"Eighty per cent of the pollution depends on meteorology, atmospheric reactivity and emissions from vehicles, etc. Crop residue burning and firecrackers contribute 20 per cent of this pollution. We should reduce our base causes first, Narayan said. Mahesh Palawat, VP-Meteorology and Climate Change, Skymet Weather, blamed the drop in temperature as well as wind speed for the increased pollution in the city.
"Had the peak of stubble burning been witnessed in October, the impact would have been less over Delhi-NCR. Neither the wind speed would have been slow nor the temperatures were so down. However, November is a changeover month from spring to winters, wherein we would see drop in temperatures as well as wind speed. This coupled with early arrival of winters seems to set up a stage for unhealthy air quality days for the national capital, Palawat said.
The Supreme Court had recently said that there was no total ban on the use of firecrackers but only fireworks with barium salts were prohibited. Fireworks with barium compounds produce more smoke when they burn. They essentially burn in bright green or white colours.
The SC had said that citizens cannot burst firecrackers indiscriminately, hurting the right to health of others guaranteed under Article 21 of the Constitution. Nobody can be permitted to play with the life of others, more particularly the senior citizens and the children, it had said, adding that failure to implement the order will be viewed seriously.
Environmentalist Bhavreen Kandhari was of the view that if the apex court displays dalliance and swings between completely ban to partial ban to green crackers, what kind of a message is being sent out. It's all about communicating resolve. Further, Delhi government is treading on eggshells when it comes to so called 'sentiment', and is floating down the river in two boats, one leg in each boat. The message that goes out- we'll turn a blind eye to your transgression. People pick on such sound-bytes and act accordingly. Therefore, the ineffective ban, she said.
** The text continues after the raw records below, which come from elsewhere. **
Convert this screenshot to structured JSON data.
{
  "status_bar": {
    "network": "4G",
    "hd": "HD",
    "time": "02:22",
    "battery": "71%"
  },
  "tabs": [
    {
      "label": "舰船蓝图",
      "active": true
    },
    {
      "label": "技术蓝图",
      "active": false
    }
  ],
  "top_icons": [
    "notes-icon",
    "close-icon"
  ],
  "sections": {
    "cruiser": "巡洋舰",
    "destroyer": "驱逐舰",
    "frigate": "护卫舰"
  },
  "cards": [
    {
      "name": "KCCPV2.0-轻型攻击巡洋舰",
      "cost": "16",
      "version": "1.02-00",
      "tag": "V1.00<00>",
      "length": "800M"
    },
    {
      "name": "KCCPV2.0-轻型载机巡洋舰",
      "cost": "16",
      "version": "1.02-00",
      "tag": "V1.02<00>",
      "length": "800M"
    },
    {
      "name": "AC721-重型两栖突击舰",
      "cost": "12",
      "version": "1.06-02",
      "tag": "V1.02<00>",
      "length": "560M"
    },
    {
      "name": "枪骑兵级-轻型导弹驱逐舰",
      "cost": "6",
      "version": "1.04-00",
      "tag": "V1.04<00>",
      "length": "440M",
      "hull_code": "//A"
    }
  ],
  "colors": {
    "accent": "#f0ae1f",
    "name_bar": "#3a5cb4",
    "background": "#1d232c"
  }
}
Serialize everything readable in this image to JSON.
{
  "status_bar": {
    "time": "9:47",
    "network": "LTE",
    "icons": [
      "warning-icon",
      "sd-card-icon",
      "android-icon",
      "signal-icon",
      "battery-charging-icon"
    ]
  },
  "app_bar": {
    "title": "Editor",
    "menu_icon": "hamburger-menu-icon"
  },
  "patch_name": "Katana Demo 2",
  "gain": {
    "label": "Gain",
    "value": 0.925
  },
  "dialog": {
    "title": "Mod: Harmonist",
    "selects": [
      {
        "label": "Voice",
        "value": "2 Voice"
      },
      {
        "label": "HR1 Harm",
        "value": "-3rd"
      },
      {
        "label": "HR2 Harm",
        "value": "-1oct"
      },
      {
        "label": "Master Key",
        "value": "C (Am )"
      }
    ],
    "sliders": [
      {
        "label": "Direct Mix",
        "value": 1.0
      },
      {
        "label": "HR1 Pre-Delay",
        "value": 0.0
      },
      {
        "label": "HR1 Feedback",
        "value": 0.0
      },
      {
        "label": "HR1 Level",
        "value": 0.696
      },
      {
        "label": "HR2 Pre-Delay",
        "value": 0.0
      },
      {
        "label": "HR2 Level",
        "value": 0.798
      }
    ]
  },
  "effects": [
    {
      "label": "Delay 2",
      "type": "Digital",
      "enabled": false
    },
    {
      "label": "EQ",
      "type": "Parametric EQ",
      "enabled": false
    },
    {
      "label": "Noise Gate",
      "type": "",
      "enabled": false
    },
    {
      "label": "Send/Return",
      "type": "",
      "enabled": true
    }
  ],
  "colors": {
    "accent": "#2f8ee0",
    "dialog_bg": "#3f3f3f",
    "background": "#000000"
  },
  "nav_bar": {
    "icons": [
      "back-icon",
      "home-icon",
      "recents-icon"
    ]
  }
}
Residents in many parts of Delhi-NCR woke up with an itchy throat and watery eyes as a thick layer of acrid smog engulfed the region on Friday following rampant crackers bursting on Diwali night amid a rapid increase in fumes from stubble burning.